Top of RECORDS FOR THIS EXERCISE
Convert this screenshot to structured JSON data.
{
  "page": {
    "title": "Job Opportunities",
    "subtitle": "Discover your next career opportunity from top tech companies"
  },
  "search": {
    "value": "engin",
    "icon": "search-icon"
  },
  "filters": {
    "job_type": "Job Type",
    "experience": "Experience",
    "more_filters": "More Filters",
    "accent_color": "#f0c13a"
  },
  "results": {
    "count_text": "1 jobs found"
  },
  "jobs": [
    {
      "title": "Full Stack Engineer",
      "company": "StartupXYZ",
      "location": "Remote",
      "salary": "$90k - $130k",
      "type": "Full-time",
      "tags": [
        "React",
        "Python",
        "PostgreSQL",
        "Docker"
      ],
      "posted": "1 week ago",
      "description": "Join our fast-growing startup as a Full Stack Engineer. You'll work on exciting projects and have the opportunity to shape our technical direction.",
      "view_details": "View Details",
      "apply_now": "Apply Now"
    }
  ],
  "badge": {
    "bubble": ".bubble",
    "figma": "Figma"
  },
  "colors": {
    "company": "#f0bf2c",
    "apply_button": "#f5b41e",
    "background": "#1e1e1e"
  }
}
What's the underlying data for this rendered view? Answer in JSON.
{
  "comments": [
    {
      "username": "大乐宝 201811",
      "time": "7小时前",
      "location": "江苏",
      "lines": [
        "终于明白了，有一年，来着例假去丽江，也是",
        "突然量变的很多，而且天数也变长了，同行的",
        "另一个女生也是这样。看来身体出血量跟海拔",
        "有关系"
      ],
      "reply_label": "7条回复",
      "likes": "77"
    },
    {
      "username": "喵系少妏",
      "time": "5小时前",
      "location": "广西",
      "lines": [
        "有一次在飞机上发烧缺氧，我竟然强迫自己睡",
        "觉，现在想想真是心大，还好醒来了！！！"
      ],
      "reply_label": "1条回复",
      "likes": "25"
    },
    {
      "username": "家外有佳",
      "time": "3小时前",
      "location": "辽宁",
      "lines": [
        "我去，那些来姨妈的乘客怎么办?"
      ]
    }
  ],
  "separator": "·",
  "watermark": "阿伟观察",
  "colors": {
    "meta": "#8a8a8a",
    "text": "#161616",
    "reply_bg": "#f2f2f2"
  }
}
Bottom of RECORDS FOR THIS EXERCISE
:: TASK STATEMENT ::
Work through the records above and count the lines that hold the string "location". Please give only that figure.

:: WRITTEN ANSWER ::
4